Play Live Radio
Next Up:
Available On Air Stations
Watch Live


Pakistan's Young Elite See Problems

Maria Khan is a 25-year-old barrister from Lahore.
John Poole
Maria Khan is a 25-year-old barrister from Lahore.

Some of Pakistan's best-educated young people are more concerned with class divides than they are with terrorism. The gap between the wealthy and the poor is so deep that a person's standing is easily determined at a glance -- a result of what one student calls "extreme social discrimination."

These students, the children of affluent families, have benefited from a first-class education in a country that is struggling to raise its literacy rate.

They often go to college in the U.S. or Europe -- or study at prestigious schools like the Lahore University of Management and Science. After they graduate, many of these young people face a dilemma: whether to go back home to live with their families, or to pursue their careers abroad.

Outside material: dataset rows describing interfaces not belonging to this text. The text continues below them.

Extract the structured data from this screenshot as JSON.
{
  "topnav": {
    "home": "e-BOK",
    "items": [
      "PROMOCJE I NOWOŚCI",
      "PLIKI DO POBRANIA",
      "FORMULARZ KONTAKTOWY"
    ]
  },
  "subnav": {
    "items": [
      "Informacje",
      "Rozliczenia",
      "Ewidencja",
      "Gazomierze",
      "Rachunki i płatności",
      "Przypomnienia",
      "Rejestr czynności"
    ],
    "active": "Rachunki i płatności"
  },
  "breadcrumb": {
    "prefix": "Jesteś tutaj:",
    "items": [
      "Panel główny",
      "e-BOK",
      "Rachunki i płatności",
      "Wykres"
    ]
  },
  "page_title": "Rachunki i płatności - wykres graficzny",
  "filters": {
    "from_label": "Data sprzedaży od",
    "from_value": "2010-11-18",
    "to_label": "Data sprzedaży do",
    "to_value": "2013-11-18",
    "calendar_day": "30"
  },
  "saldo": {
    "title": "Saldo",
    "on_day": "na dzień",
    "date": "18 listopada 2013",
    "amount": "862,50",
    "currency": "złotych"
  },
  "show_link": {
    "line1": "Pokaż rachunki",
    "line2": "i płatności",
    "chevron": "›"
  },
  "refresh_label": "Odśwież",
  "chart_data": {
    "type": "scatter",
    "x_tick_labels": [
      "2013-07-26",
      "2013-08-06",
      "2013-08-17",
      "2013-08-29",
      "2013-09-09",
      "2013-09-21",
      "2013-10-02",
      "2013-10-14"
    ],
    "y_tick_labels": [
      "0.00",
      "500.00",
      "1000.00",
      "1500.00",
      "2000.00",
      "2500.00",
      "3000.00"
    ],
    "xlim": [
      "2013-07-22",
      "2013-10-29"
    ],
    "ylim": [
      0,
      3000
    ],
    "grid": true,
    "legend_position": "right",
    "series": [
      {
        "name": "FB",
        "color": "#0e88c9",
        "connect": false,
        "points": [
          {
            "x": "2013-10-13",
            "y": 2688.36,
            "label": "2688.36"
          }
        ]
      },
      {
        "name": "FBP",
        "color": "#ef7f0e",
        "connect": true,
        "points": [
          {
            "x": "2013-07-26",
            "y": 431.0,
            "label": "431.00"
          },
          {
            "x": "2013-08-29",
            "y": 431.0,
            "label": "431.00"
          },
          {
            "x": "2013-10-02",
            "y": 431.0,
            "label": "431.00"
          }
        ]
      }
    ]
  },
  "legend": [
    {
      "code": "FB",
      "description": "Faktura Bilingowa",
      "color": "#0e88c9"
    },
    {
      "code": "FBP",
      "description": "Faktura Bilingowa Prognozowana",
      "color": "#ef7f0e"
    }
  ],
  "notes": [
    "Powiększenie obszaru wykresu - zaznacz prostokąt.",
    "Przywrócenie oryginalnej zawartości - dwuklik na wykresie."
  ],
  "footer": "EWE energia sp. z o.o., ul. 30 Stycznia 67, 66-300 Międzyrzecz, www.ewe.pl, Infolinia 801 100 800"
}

As she ate dinner on a rooftop high above the streets of Lahore, Maria Khan, a 25-year-old lawyer who studied at Wellesley College in Massachusetts and Cambridge in England, described how her friends decide whether to stay in their troubled country, or leave it.

Copyright 2022 NPR. To see more, visit